[Data records for software interfaces]
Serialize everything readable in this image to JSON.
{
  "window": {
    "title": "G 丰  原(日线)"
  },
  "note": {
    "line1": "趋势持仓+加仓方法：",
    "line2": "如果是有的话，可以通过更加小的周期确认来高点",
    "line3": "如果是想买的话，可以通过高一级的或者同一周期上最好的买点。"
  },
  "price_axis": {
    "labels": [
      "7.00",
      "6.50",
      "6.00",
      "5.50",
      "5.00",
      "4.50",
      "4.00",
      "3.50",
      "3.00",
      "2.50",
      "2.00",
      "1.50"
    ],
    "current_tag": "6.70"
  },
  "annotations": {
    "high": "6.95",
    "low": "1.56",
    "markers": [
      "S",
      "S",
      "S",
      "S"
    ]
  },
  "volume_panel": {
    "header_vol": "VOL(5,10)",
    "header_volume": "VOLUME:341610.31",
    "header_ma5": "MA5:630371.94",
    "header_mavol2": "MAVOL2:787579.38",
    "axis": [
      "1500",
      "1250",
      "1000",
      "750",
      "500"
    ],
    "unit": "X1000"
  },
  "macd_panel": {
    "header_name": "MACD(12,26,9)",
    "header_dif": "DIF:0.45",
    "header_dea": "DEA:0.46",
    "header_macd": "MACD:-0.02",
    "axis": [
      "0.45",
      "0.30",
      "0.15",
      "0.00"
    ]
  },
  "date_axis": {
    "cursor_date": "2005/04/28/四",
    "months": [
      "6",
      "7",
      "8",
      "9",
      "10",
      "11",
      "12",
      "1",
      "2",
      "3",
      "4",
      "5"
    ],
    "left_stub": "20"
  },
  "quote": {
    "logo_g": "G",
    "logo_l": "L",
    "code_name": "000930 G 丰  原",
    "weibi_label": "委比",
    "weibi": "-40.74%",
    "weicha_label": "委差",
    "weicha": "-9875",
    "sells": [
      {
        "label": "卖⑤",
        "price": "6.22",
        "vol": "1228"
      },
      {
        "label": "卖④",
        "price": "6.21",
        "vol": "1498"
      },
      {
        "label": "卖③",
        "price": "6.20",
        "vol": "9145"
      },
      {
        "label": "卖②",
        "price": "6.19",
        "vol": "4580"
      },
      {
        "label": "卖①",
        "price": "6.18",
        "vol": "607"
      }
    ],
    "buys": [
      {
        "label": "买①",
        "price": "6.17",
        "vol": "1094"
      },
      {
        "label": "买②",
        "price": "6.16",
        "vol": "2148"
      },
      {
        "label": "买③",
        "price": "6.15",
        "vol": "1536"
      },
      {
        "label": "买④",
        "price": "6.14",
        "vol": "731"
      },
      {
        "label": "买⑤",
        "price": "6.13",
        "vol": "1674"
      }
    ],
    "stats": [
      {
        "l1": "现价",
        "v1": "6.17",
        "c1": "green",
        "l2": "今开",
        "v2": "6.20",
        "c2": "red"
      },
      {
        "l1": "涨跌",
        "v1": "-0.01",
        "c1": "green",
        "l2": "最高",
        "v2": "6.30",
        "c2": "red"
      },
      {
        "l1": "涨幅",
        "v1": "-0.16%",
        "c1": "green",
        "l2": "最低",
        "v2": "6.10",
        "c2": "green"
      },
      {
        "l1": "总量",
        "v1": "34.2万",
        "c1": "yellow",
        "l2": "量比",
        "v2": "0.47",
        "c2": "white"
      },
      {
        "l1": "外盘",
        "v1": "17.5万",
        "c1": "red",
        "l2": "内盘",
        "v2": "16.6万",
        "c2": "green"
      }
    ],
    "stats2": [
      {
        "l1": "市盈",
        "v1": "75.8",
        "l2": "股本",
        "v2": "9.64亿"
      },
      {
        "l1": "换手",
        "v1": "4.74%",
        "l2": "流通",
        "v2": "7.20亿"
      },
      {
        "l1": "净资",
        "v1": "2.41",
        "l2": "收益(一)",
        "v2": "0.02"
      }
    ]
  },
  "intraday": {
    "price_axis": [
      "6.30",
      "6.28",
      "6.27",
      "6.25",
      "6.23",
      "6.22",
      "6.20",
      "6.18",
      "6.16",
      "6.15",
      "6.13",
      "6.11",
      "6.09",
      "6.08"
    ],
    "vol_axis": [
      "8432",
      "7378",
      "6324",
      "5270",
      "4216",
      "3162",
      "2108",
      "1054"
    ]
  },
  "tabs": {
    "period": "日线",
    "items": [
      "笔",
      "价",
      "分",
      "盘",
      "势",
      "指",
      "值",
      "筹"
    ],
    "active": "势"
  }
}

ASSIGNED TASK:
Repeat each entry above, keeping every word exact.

RESPONSE TO THE EXERCISE:
Serialize everything readable in this image to JSON.
{
  "window": {
    "title": "G 丰  原(日线)"
  },
  "note": {
    "line1": "趋势持仓+加仓方法：",
    "line2": "如果是有的话，可以通过更加小的周期确认来高点",
    "line3": "如果是想买的话，可以通过高一级的或者同一周期上最好的买点。"
  },
  "price_axis": {
    "labels": [
      "7.00",
      "6.50",
      "6.00",
      "5.50",
      "5.00",
      "4.50",
      "4.00",
      "3.50",
      "3.00",
      "2.50",
      "2.00",
      "1.50"
    ],
    "current_tag": "6.70"
  },
  "annotations": {
    "high": "6.95",
    "low": "1.56",
    "markers": [
      "S",
      "S",
      "S",
      "S"
    ]
  },
  "volume_panel": {
    "header_vol": "VOL(5,10)",
    "header_volume": "VOLUME:341610.31",
    "header_ma5": "MA5:630371.94",
    "header_mavol2": "MAVOL2:787579.38",
    "axis": [
      "1500",
      "1250",
      "1000",
      "750",
      "500"
    ],
    "unit": "X1000"
  },
  "macd_panel": {
    "header_name": "MACD(12,26,9)",
    "header_dif": "DIF:0.45",
    "header_dea": "DEA:0.46",
    "header_macd": "MACD:-0.02",
    "axis": [
      "0.45",
      "0.30",
      "0.15",
      "0.00"
    ]
  },
  "date_axis": {
    "cursor_date": "2005/04/28/四",
    "months": [
      "6",
      "7",
      "8",
      "9",
      "10",
      "11",
      "12",
      "1",
      "2",
      "3",
      "4",
      "5"
    ],
    "left_stub": "20"
  },
  "quote": {
    "logo_g": "G",
    "logo_l": "L",
    "code_name": "000930 G 丰  原",
    "weibi_label": "委比",
    "weibi": "-40.74%",
    "weicha_label": "委差",
    "weicha": "-9875",
    "sells": [
      {
        "label": "卖⑤",
        "price": "6.22",
        "vol": "1228"
      },
      {
        "label": "卖④",
        "price": "6.21",
        "vol": "1498"
      },
      {
        "label": "卖③",
        "price": "6.20",
        "vol": "9145"
      },
      {
        "label": "卖②",
        "price": "6.19",
        "vol": "4580"
      },
      {
        "label": "卖①",
        "price": "6.18",
        "vol": "607"
      }
    ],
    "buys": [
      {
        "label": "买①",
        "price": "6.17",
        "vol": "1094"
      },
      {
        "label": "买②",
        "price": "6.16",
        "vol": "2148"
      },
      {
        "label": "买③",
        "price": "6.15",
        "vol": "1536"
      },
      {
        "label": "买④",
        "price": "6.14",
        "vol": "731"
      },
      {
        "label": "买⑤",
        "price": "6.13",
        "vol": "1674"
      }
    ],
    "stats": [
      {
        "l1": "现价",
        "v1": "6.17",
        "c1": "green",
        "l2": "今开",
        "v2": "6.20",
        "c2": "red"
      },
      {
        "l1": "涨跌",
        "v1": "-0.01",
        "c1": "green",
        "l2": "最高",
        "v2": "6.30",
        "c2": "red"
      },
      {
        "l1": "涨幅",
        "v1": "-0.16%",
        "c1": "green",
        "l2": "最低",
        "v2": "6.10",
        "c2": "green"
      },
      {
        "l1": "总量",
        "v1": "34.2万",
        "c1": "yellow",
        "l2": "量比",
        "v2": "0.47",
        "c2": "white"
      },
      {
        "l1": "外盘",
        "v1": "17.5万",
        "c1": "red",
        "l2": "内盘",
        "v2": "16.6万",
        "c2": "green"
      }
    ],
    "stats2": [
      {
        "l1": "市盈",
        "v1": "75.8",
        "l2": "股本",
        "v2": "9.64亿"
      },
      {
        "l1": "换手",
        "v1": "4.74%",
        "l2": "流通",
        "v2": "7.20亿"
      },
      {
        "l1": "净资",
        "v1": "2.41",
        "l2": "收益(一)",
        "v2": "0.02"
      }
    ]
  },
  "intraday": {
    "price_axis": [
      "6.30",
      "6.28",
      "6.27",
      "6.25",
      "6.23",
      "6.22",
      "6.20",
      "6.18",
      "6.16",
      "6.15",
      "6.13",
      "6.11",
      "6.09",
      "6.08"
    ],
    "vol_axis": [
      "8432",
      "7378",
      "6324",
      "5270",
      "4216",
      "3162",
      "2108",
      "1054"
    ]
  },
  "tabs": {
    "period": "日线",
    "items": [
      "笔",
      "价",
      "分",
      "盘",
      "势",
      "指",
      "值",
      "筹"
    ],
    "active": "势"
  }
}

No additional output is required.